> **What is being asked**
The answer is every line in the data below that contains the word "version".

> **Task inputs**
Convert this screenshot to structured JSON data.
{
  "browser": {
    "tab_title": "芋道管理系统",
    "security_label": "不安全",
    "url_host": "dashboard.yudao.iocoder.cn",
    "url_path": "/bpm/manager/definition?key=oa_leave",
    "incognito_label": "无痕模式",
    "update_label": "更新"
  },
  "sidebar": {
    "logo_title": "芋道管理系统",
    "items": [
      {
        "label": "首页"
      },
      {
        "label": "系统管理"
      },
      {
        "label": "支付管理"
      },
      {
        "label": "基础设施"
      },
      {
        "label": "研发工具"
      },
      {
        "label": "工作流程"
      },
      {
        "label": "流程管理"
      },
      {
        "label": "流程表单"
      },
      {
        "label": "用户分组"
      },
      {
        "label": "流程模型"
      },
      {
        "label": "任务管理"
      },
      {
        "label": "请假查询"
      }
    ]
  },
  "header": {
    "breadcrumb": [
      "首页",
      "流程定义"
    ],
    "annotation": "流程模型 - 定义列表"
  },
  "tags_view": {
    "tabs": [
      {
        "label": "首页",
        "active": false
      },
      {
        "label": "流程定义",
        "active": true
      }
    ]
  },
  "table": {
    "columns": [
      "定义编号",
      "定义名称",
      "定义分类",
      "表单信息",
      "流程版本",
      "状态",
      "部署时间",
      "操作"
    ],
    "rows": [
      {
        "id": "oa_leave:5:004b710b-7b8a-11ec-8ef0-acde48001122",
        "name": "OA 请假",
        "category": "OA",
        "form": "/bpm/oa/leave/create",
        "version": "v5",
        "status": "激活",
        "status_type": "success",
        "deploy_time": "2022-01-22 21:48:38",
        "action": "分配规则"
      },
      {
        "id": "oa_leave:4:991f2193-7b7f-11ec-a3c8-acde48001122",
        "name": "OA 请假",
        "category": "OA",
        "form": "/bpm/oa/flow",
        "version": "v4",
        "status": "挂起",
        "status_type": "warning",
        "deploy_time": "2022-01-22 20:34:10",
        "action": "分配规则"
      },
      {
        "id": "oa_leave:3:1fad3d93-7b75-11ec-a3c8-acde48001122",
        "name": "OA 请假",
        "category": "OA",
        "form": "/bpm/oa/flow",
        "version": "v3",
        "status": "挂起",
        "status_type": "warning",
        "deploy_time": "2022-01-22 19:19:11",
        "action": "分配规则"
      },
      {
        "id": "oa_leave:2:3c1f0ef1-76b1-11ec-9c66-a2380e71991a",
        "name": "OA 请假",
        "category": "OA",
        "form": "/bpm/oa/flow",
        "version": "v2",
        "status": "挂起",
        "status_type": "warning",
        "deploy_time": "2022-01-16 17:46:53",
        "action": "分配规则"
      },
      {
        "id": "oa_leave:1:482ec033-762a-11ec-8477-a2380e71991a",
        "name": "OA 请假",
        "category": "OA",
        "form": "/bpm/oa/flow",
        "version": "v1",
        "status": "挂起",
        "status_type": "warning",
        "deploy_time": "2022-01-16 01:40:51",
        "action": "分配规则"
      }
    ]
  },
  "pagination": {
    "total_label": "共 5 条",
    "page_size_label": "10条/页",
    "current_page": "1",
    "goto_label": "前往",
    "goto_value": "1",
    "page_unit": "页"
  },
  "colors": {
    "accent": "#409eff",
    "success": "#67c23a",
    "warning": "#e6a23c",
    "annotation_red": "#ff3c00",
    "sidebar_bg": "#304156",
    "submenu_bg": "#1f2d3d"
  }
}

> **Task result**
        "version": "v5",
        "version": "v4",
        "version": "v3",
        "version": "v2",
        "version": "v1",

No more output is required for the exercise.